In the final months before the 2012 election, voter demographics and polls strongly suggested Mitt Romney was toast. But the Romney team—and, infamously, Karl Rove—believed until the bitter end that he would defeat President Obama. And the Romney campaign was so out-matched technologically that it could not conceive of how out-matched it was, a sort of an Election Singularity. Tonight the Iowa caucuses are a rematch of Gut vs. Math.
Politicians have always said whatever people want to hear. But how do they figure out what people want to hear? For Donald Trump, it seems to be pure instinct. For Ted Cruz, it’s very expensive science. Trump told The New York Times editorial board of his stump speeches, “You know, if it gets a little boring, if I see people starting to sort of, maybe thinking about leaving, I can sort of tell the audience, I just say, ‘We will build the wall!’ and they go nuts.” But Trump has been behind his rivals in building an infrastructure to get his supporters to the caucuses. His campaign seems to hope to overcome this with excitement.
Cruz, meanwhile, has to pay researchers to help him understand what Trump seems to know intuitively: how to give the people what they want. In the last three months of 2015, Cruz’s campaign paid Cambridge Analytica $3 million (and owes $633,000 more) to generate profiles of voters using consumer information and psychological analysis. Even while stumping for him, Glenn Beck mocked Cruz’s social skills, saying at a rally, “Dude, you are boring.”
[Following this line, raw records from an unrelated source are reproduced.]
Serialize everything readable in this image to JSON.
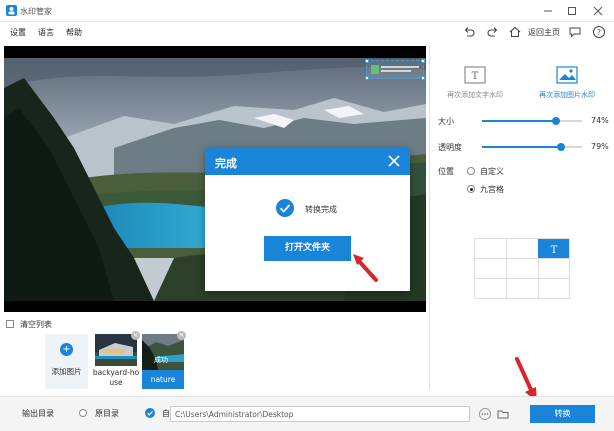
{
  "window": {
    "title": "水印管家"
  },
  "menu": {
    "items": [
      "设置",
      "语言",
      "帮助"
    ]
  },
  "toolbar": {
    "home_label": "返回主页"
  },
  "dialog": {
    "title": "完成",
    "message": "转换完成",
    "open_folder_label": "打开文件夹"
  },
  "right_panel": {
    "add_text_label": "再次添加文字水印",
    "add_image_label": "再次添加图片水印",
    "size": {
      "label": "大小",
      "value": 0.74,
      "value_label": "74%"
    },
    "opacity": {
      "label": "透明度",
      "value": 0.79,
      "value_label": "79%"
    },
    "position": {
      "label": "位置",
      "options": [
        "自定义",
        "九宫格"
      ],
      "selected": "九宫格"
    },
    "nine_grid_selected": [
      0,
      2
    ]
  },
  "list": {
    "clear_label": "清空列表",
    "add_label": "添加图片",
    "items": [
      {
        "name": "backyard-house",
        "selected": false,
        "badge": ""
      },
      {
        "name": "nature",
        "selected": true,
        "badge": "成功"
      }
    ]
  },
  "output": {
    "label": "输出目录",
    "options": [
      "原目录",
      "自定义"
    ],
    "selected": "自定义",
    "path": "C:\\Users\\Administrator\\Desktop",
    "convert_label": "转换"
  },
  "colors": {
    "accent": "#1a84d8",
    "arrow": "#d4262b"
  }
}
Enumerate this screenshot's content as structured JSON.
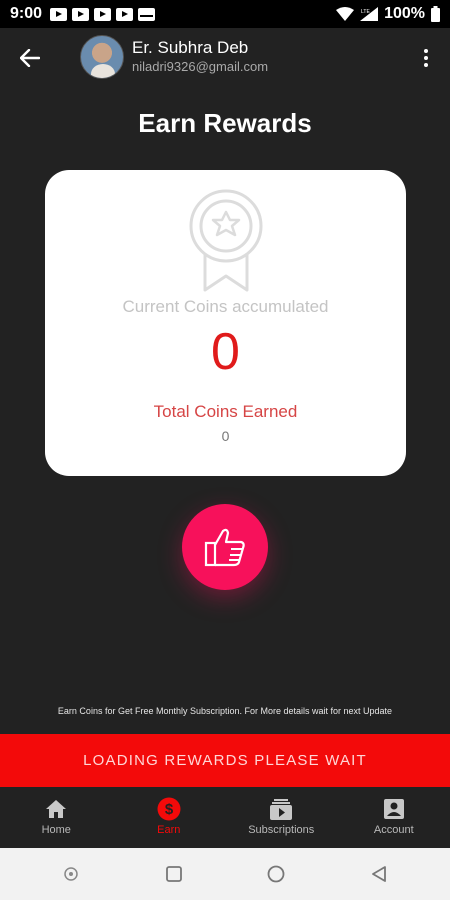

Tonight’s contest is between the guy who shouts “Wall!” and the guy who pays millions of dollars for psychographic data to tell him to talk about a wall.